• [WHAT YOU WILL DO]: Lines that include the string "merantailangit" are the ones to copy from the entries below.

*** DATA FOR ANALYSIS ***

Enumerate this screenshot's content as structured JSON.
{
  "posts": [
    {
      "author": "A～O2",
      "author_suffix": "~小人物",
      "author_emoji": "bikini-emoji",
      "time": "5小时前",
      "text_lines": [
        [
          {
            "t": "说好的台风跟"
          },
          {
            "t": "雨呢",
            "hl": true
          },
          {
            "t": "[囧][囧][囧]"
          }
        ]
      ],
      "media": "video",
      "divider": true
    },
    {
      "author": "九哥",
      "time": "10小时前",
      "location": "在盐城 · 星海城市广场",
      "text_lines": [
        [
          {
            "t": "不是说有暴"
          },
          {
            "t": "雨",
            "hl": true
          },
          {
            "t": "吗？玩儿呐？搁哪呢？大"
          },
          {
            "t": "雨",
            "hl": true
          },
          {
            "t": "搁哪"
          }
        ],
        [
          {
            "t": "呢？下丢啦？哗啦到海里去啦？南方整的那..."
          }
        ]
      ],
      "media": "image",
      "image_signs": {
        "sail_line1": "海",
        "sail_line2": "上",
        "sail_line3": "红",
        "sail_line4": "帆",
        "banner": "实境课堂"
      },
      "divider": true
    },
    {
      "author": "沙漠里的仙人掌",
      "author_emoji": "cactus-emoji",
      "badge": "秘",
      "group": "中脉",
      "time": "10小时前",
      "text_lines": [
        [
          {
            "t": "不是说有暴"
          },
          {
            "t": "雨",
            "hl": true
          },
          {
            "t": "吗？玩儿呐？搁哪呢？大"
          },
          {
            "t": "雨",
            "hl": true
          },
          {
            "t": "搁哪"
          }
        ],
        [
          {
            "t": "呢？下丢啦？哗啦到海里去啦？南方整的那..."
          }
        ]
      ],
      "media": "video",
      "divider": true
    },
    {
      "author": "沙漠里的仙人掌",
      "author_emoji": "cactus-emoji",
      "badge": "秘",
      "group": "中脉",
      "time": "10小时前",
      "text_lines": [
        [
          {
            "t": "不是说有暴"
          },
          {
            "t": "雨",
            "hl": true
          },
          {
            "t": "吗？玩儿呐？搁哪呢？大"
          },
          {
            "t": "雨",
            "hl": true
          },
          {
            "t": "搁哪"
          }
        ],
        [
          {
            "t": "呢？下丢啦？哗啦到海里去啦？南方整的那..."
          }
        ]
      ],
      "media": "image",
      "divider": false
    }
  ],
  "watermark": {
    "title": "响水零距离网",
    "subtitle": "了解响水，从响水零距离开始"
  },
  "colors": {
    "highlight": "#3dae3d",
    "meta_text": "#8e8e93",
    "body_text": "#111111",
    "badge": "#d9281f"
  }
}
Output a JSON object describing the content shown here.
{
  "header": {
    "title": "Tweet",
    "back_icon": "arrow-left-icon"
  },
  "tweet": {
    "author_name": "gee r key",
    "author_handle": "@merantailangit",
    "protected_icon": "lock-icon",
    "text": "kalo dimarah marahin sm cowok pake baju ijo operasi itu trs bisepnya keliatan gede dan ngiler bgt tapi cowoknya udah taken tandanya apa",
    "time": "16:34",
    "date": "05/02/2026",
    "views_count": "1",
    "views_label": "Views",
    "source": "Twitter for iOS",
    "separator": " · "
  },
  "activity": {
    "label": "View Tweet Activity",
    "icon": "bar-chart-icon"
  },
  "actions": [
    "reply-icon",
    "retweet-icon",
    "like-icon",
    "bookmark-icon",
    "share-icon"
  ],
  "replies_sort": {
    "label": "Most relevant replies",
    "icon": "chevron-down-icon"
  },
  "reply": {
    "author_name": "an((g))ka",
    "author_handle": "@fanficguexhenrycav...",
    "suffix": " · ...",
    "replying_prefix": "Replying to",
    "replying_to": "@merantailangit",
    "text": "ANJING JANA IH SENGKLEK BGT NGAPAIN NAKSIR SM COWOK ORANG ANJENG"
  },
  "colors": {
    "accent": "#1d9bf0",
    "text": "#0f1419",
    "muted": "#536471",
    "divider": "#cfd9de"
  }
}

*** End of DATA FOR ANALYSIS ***

• [RESULT OF THE TASK]:
    "author_handle": "@merantailangit",
    "replying_to": "@merantailangit",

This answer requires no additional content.